He frantically picked up the TV, fighting the urge to watch Dasher’s seizing body as it went to sleep by way of Serone’s strangling. The crane that held the hybrid horse was, in fact, lowering. Hisan cried out helplessly at what he was seeing, not totally sure of what was taking place within the confines of the cramped screen. Then he noticed a tiny heart monitor in the corner of the display; the crane was lowering in direct correspondence with Dasher’s heart rate. As Dasher’s rate slowed, the machine dropped the horse closer to its gruesome death. He looked up and Dasher was completely out, laying on the ground and drooling all over himself.
“Wake him up! Wake him up you idiot!” screamed Hisan, pointing the gun at Serone.
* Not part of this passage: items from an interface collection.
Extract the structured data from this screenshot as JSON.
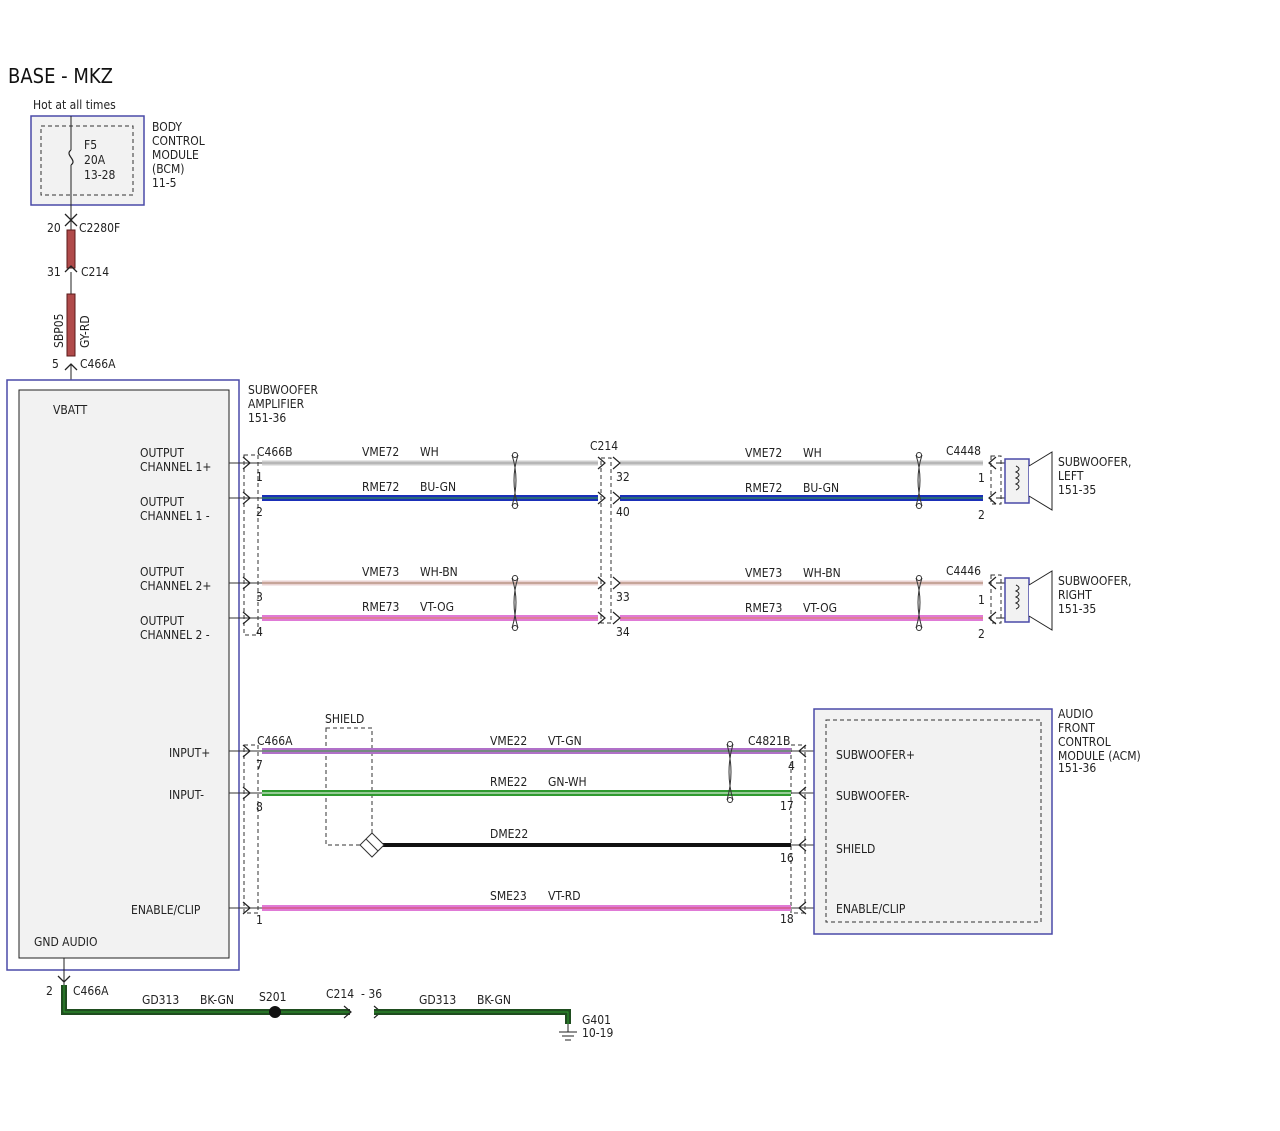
{
  "title": "BASE - MKZ",
  "hot_label": "Hot at all times",
  "fuse": {
    "name": "F5",
    "rating": "20A",
    "ref": "13-28"
  },
  "bcm": {
    "lines": [
      "BODY",
      "CONTROL",
      "MODULE",
      "(BCM)",
      "11-5"
    ]
  },
  "power_feed": {
    "pin_c2280f": "20",
    "conn_c2280f": "C2280F",
    "pin_c214": "31",
    "conn_c214": "C214",
    "circuit": "SBP05",
    "color": "GY-RD",
    "pin_c466a": "5",
    "conn_c466a": "C466A"
  },
  "amplifier": {
    "title_lines": [
      "SUBWOOFER",
      "AMPLIFIER",
      "151-36"
    ],
    "vbatt": "VBATT",
    "gnd": "GND AUDIO",
    "ch1p": [
      "OUTPUT",
      "CHANNEL 1+"
    ],
    "ch1n": [
      "OUTPUT",
      "CHANNEL 1 -"
    ],
    "ch2p": [
      "OUTPUT",
      "CHANNEL 2+"
    ],
    "ch2n": [
      "OUTPUT",
      "CHANNEL 2 -"
    ],
    "input_p": "INPUT+",
    "input_n": "INPUT-",
    "enable": "ENABLE/CLIP"
  },
  "speaker_wires": {
    "conn_left_amp": "C466B",
    "conn_mid": "C214",
    "conn_left_spk": "C4448",
    "conn_right_spk": "C4446",
    "w1": {
      "circuit": "VME72",
      "color": "WH",
      "pin_a": "1",
      "pin_m": "32",
      "pin_s": "1"
    },
    "w2": {
      "circuit": "RME72",
      "color": "BU-GN",
      "pin_a": "2",
      "pin_m": "40",
      "pin_s": "2"
    },
    "w3": {
      "circuit": "VME73",
      "color": "WH-BN",
      "pin_a": "3",
      "pin_m": "33",
      "pin_s": "1"
    },
    "w4": {
      "circuit": "RME73",
      "color": "VT-OG",
      "pin_a": "4",
      "pin_m": "34",
      "pin_s": "2"
    }
  },
  "subwoofer_left": {
    "lines": [
      "SUBWOOFER,",
      "LEFT",
      "151-35"
    ]
  },
  "subwoofer_right": {
    "lines": [
      "SUBWOOFER,",
      "RIGHT",
      "151-35"
    ]
  },
  "input_wires": {
    "conn_amp": "C466A",
    "conn_acm": "C4821B",
    "shield_label": "SHIELD",
    "w1": {
      "circuit": "VME22",
      "color": "VT-GN",
      "pin_a": "7",
      "pin_b": "4"
    },
    "w2": {
      "circuit": "RME22",
      "color": "GN-WH",
      "pin_a": "8",
      "pin_b": "17"
    },
    "w3": {
      "circuit": "DME22",
      "pin_b": "16"
    },
    "w4": {
      "circuit": "SME23",
      "color": "VT-RD",
      "pin_a": "1",
      "pin_b": "18"
    }
  },
  "acm": {
    "lines": [
      "AUDIO",
      "FRONT",
      "CONTROL",
      "MODULE (ACM)",
      "151-36"
    ],
    "pins": [
      "SUBWOOFER+",
      "SUBWOOFER-",
      "SHIELD",
      "ENABLE/CLIP"
    ]
  },
  "ground": {
    "pin": "2",
    "conn": "C466A",
    "circuit": "GD313",
    "color": "BK-GN",
    "splice": "S201",
    "conn_c214": "C214",
    "pin_c214": "- 36",
    "circuit2": "GD313",
    "color2": "BK-GN",
    "ground_point": "G401",
    "ground_ref": "10-19"
  },
  "colors": {
    "white_wire": "#dcdcdc",
    "blue_wire": "#1a2fb8",
    "whbn_wire": "#e8c4c4",
    "violet_wire": "#e07ad6",
    "vtgn_wire": "#b070c8",
    "green_wire": "#2f9a2f",
    "black_wire": "#111111",
    "ground_wire": "#1f4d1f",
    "fuse_wire": "#b04a4a",
    "module_border": "#4a4aa8"
  }
}
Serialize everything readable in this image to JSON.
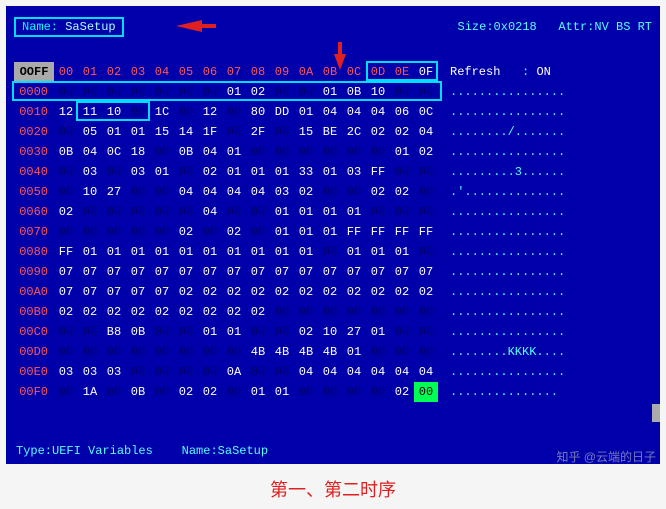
{
  "header": {
    "name_label": "Name:",
    "name_value": "SaSetup",
    "size_label": "Size:",
    "size_value": "0x0218",
    "attr_label": "Attr:",
    "attr_value": "NV BS RT"
  },
  "offsets_corner": "OOFF",
  "col_heads": [
    "00",
    "01",
    "02",
    "03",
    "04",
    "05",
    "06",
    "07",
    "08",
    "09",
    "0A",
    "0B",
    "0C",
    "0D",
    "0E",
    "0F"
  ],
  "refresh": {
    "label": "Refresh",
    "sep": ":",
    "value": "ON"
  },
  "rows": [
    {
      "addr": "0000",
      "bytes": [
        "00",
        "00",
        "00",
        "00",
        "00",
        "00",
        "00",
        "01",
        "02",
        "00",
        "00",
        "01",
        "0B",
        "10",
        "00",
        "00"
      ],
      "ascii": "................"
    },
    {
      "addr": "0010",
      "bytes": [
        "12",
        "11",
        "10",
        "00",
        "1C",
        "00",
        "12",
        "00",
        "80",
        "DD",
        "01",
        "04",
        "04",
        "04",
        "06",
        "0C"
      ],
      "ascii": "................"
    },
    {
      "addr": "0020",
      "bytes": [
        "00",
        "05",
        "01",
        "01",
        "15",
        "14",
        "1F",
        "00",
        "2F",
        "00",
        "15",
        "BE",
        "2C",
        "02",
        "02",
        "04"
      ],
      "ascii": "......../......."
    },
    {
      "addr": "0030",
      "bytes": [
        "0B",
        "04",
        "0C",
        "18",
        "00",
        "0B",
        "04",
        "01",
        "00",
        "00",
        "00",
        "00",
        "00",
        "00",
        "01",
        "02"
      ],
      "ascii": "................"
    },
    {
      "addr": "0040",
      "bytes": [
        "00",
        "03",
        "00",
        "03",
        "01",
        "00",
        "02",
        "01",
        "01",
        "01",
        "33",
        "01",
        "03",
        "FF",
        "00",
        "00"
      ],
      "ascii": ".........3......"
    },
    {
      "addr": "0050",
      "bytes": [
        "00",
        "10",
        "27",
        "00",
        "00",
        "04",
        "04",
        "04",
        "04",
        "03",
        "02",
        "00",
        "00",
        "02",
        "02",
        "00"
      ],
      "ascii": ".'.............."
    },
    {
      "addr": "0060",
      "bytes": [
        "02",
        "00",
        "00",
        "00",
        "00",
        "00",
        "04",
        "00",
        "00",
        "01",
        "01",
        "01",
        "01",
        "00",
        "00",
        "00"
      ],
      "ascii": "................"
    },
    {
      "addr": "0070",
      "bytes": [
        "00",
        "00",
        "00",
        "00",
        "00",
        "02",
        "00",
        "02",
        "00",
        "01",
        "01",
        "01",
        "FF",
        "FF",
        "FF",
        "FF"
      ],
      "ascii": "................"
    },
    {
      "addr": "0080",
      "bytes": [
        "FF",
        "01",
        "01",
        "01",
        "01",
        "01",
        "01",
        "01",
        "01",
        "01",
        "01",
        "00",
        "01",
        "01",
        "01",
        "00"
      ],
      "ascii": "................"
    },
    {
      "addr": "0090",
      "bytes": [
        "07",
        "07",
        "07",
        "07",
        "07",
        "07",
        "07",
        "07",
        "07",
        "07",
        "07",
        "07",
        "07",
        "07",
        "07",
        "07"
      ],
      "ascii": "................"
    },
    {
      "addr": "00A0",
      "bytes": [
        "07",
        "07",
        "07",
        "07",
        "07",
        "02",
        "02",
        "02",
        "02",
        "02",
        "02",
        "02",
        "02",
        "02",
        "02",
        "02"
      ],
      "ascii": "................"
    },
    {
      "addr": "00B0",
      "bytes": [
        "02",
        "02",
        "02",
        "02",
        "02",
        "02",
        "02",
        "02",
        "02",
        "00",
        "00",
        "00",
        "00",
        "00",
        "00",
        "00"
      ],
      "ascii": "................"
    },
    {
      "addr": "00C0",
      "bytes": [
        "00",
        "00",
        "B8",
        "0B",
        "00",
        "00",
        "01",
        "01",
        "00",
        "00",
        "02",
        "10",
        "27",
        "01",
        "00",
        "00"
      ],
      "ascii": "................"
    },
    {
      "addr": "00D0",
      "bytes": [
        "00",
        "00",
        "00",
        "00",
        "00",
        "00",
        "00",
        "00",
        "4B",
        "4B",
        "4B",
        "4B",
        "01",
        "00",
        "00",
        "00"
      ],
      "ascii": "........KKKK...."
    },
    {
      "addr": "00E0",
      "bytes": [
        "03",
        "03",
        "03",
        "00",
        "00",
        "00",
        "00",
        "0A",
        "00",
        "00",
        "04",
        "04",
        "04",
        "04",
        "04",
        "04"
      ],
      "ascii": "................"
    },
    {
      "addr": "00F0",
      "bytes": [
        "00",
        "1A",
        "00",
        "0B",
        "00",
        "02",
        "02",
        "00",
        "01",
        "01",
        "00",
        "00",
        "00",
        "00",
        "02",
        "00"
      ],
      "ascii": "...............",
      "inv_last": true
    }
  ],
  "footer": {
    "type_label": "Type:",
    "type_value": "UEFI Variables",
    "name_label": "Name:",
    "name_value": "SaSetup"
  },
  "caption": "第一、第二时序",
  "watermark": "知乎 @云端的日子"
}
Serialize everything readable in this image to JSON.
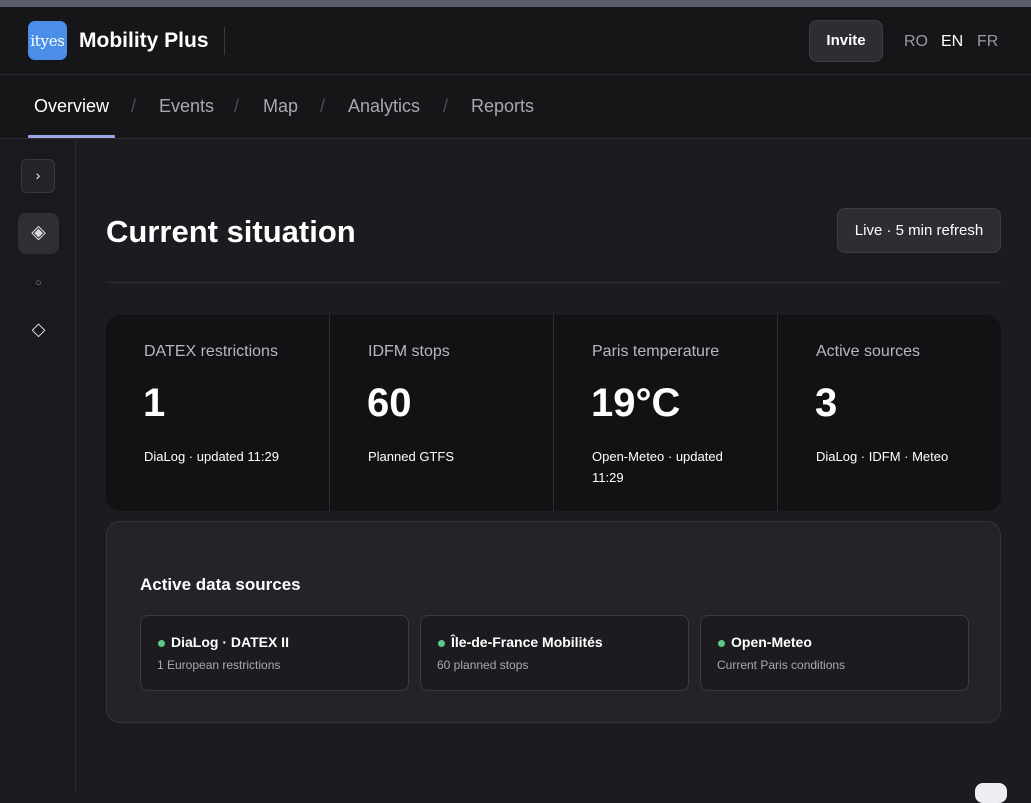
{
  "header": {
    "logo_text": "ityes",
    "app_title": "Mobility Plus",
    "invite_label": "Invite",
    "languages": [
      {
        "code": "RO",
        "active": false
      },
      {
        "code": "EN",
        "active": true
      },
      {
        "code": "FR",
        "active": false
      }
    ]
  },
  "tabs": [
    {
      "label": "Overview",
      "active": true
    },
    {
      "label": "Events",
      "active": false
    },
    {
      "label": "Map",
      "active": false
    },
    {
      "label": "Analytics",
      "active": false
    },
    {
      "label": "Reports",
      "active": false
    }
  ],
  "tab_separator": "/",
  "sidebar": {
    "toggle_icon": "chevron-right-icon",
    "toggle_glyph": "›",
    "items": [
      {
        "icon": "layers-diamond-icon",
        "glyph": "◈",
        "active": true
      },
      {
        "icon": "small-circle-icon",
        "glyph": "○",
        "active": false
      },
      {
        "icon": "diamond-outline-icon",
        "glyph": "◇",
        "active": false
      }
    ]
  },
  "main": {
    "title": "Current situation",
    "live_label": "Live · 5 min refresh"
  },
  "stats": [
    {
      "label": "DATEX restrictions",
      "value": "1",
      "sub": "DiaLog · updated 11:29"
    },
    {
      "label": "IDFM stops",
      "value": "60",
      "sub": "Planned GTFS"
    },
    {
      "label": "Paris temperature",
      "value": "19°C",
      "sub": "Open-Meteo · updated 11:29"
    },
    {
      "label": "Active sources",
      "value": "3",
      "sub": "DiaLog · IDFM · Meteo"
    }
  ],
  "sources": {
    "title": "Active data sources",
    "items": [
      {
        "name": "DiaLog · DATEX II",
        "desc": "1 European restrictions",
        "status_color": "#5fc98b"
      },
      {
        "name": "Île-de-France Mobilités",
        "desc": "60 planned stops",
        "status_color": "#5fc98b"
      },
      {
        "name": "Open-Meteo",
        "desc": "Current Paris conditions",
        "status_color": "#5fc98b"
      }
    ]
  },
  "colors": {
    "accent_underline": "#9aa6e6",
    "logo_bg": "#4a8ee8",
    "status_ok": "#5fc98b"
  }
}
Serone abided by splashing some cold water, which coincidentally had the remains of Joel Oscreen’s skin and some seagull vomit, on Dasher’s face. His lifeless body rested for several additional seconds, followed by an enormous gurgling from his pants. He blinked both eyes open and took a colossal inhale of air, coughing several times violently. He looked at Hisan and grinned once more.
“By now you’ve figured it out. Kill me and the horse is dead. I blew Terry’s entire college fund, took out a second mortgage and pawned Stacy’s wedding ring to create this device and the look on your face is making it entirely worth it,” said Dasher. “You better take off Hisan. That crying horse ain’t gonna save itself,” continued Dasher, knowing he had bettered his rival this time around.
Hisan backed up. Holding the gun pointed at the two men, he took several steps back into the confines of the forest before finally turning around and sprinting away, eventually disappearing into the thick woods. The love he had for those animals trumped the hatred he had for Dasher. He had to find his prized horse, nurse it back to health, and give it the life he always wanted but could never have.
“I gotta say Dasher, that took an unexpected turn. I guess I’m just glad to be alive,” Serone said, rubbing the back of his head in complete astonishment. “It’s not every day you see something like that,” continued Serone.
“If I had it my way…this would be every day,” Dasher replied ominously.